The government tacitly acknowledges this ‘power of music,’ as well as the preeminence of the international musical stage, by financing many of its artists, sending them abroad to tour and providing grants to cover recording and production expenses. In supporting the arts, Iceland takes part in a form of “cultural diplomacy,” and likewise opens itself “diplomatically” to foreign musicians. Iceland’s enterprise is, at least ideally, one of free exchanges of cultural recognition through the medium of music as a “face” of Icelandic culture. This is “multi-cultural” and yet not entirely; nationalistic in origin, yet obscured by changes in national identity caused by increased globalization.
Subsidizing of the arts is a direct result of being at a politico-cultural disadvantage: government support for the arts in both Iceland and Canada needs to be understood as an effort at reconstitution through exchanges of recognition. Programs such as these only makes sense when framed in opposition to a dominant cultural edifice, such as America. Without government subsidies, it is unlikely that many artists would be able to achieve commercial success abroad. In the wake of the aforementioned economic crisis and Iceland’s mounting debt to foreign nations, the question of funding for the arts becomes more controversial. While faced with their own budgetary deficits, many other nations are under pressure from neo-liberal free market reformers to cut funding for the arts. It will be interesting to see if Iceland recognizes the centrality of their own funding to their marketability abroad in other sectors and to track how much of the funding burden will be shifted to non-governmental corporate entities. Such a system of patronage would no longer have the same accountability, transparency, and recourse to notions of the public good as programs funded by the government.
Government funding transforms musicians into cultural ambassadors. In Iceland, as in the Americas, questions of assimilation haunt the social discourse of national identity, and globally we are told a “war of cultures” is being fought.
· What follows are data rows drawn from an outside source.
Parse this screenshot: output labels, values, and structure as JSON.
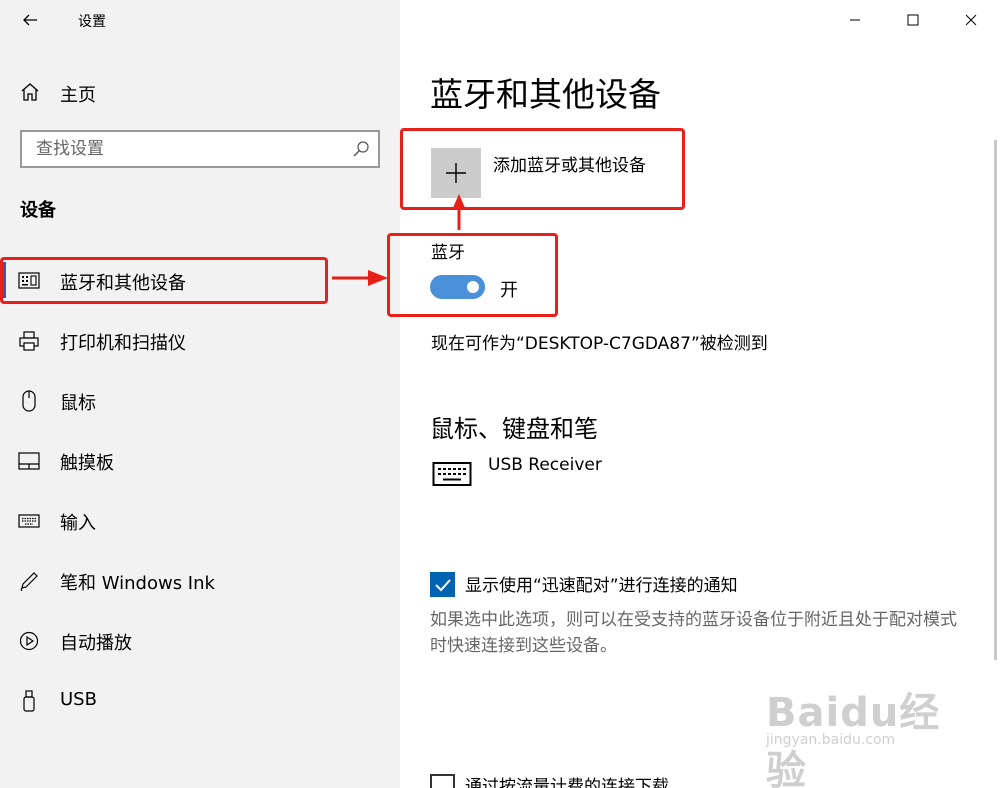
{
  "window": {
    "title": "设置"
  },
  "sidebar": {
    "home_label": "主页",
    "search_placeholder": "查找设置",
    "section_title": "设备",
    "items": [
      {
        "label": "蓝牙和其他设备",
        "icon": "bluetooth-devices-icon",
        "active": true
      },
      {
        "label": "打印机和扫描仪",
        "icon": "printer-icon"
      },
      {
        "label": "鼠标",
        "icon": "mouse-icon"
      },
      {
        "label": "触摸板",
        "icon": "touchpad-icon"
      },
      {
        "label": "输入",
        "icon": "keyboard-icon"
      },
      {
        "label": "笔和 Windows Ink",
        "icon": "pen-icon"
      },
      {
        "label": "自动播放",
        "icon": "autoplay-icon"
      },
      {
        "label": "USB",
        "icon": "usb-icon"
      }
    ]
  },
  "main": {
    "title": "蓝牙和其他设备",
    "add_device_label": "添加蓝牙或其他设备",
    "bluetooth_label": "蓝牙",
    "bluetooth_state": "开",
    "bluetooth_on": true,
    "discoverable_text": "现在可作为“DESKTOP-C7GDA87”被检测到",
    "mouse_section_title": "鼠标、键盘和笔",
    "devices": [
      {
        "name": "USB Receiver",
        "icon": "keyboard-icon"
      }
    ],
    "swift_pair_label": "显示使用“迅速配对”进行连接的通知",
    "swift_pair_checked": true,
    "swift_pair_description": "如果选中此选项，则可以在受支持的蓝牙设备位于附近且处于配对模式时快速连接到这些设备。",
    "metered_label": "通过按流量计费的连接下载",
    "metered_checked": false
  },
  "watermark": {
    "logo": "Baidu经验",
    "url": "jingyan.baidu.com"
  },
  "colors": {
    "sidebar_bg": "#f2f2f2",
    "accent": "#0063b1",
    "toggle_on": "#4a90d9",
    "active_indicator": "#3a56b6",
    "annotation_red": "#e8201a"
  }
}
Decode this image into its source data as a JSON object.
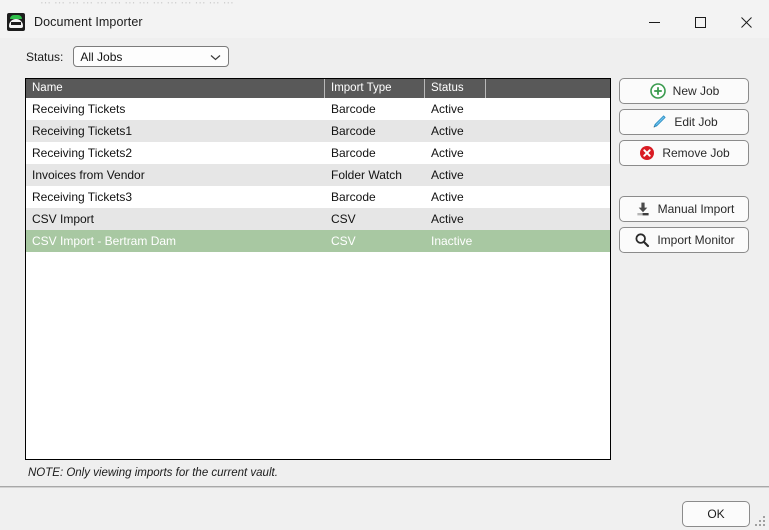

Music is a potently democratic medium of expression that broadens rather than closes inter-cultural understanding and respect. We can all benefit by using diverse “musical ambassadors” to open new “channels” of cultural dialogue among the international audience while supporting the crucial role music plays in culture.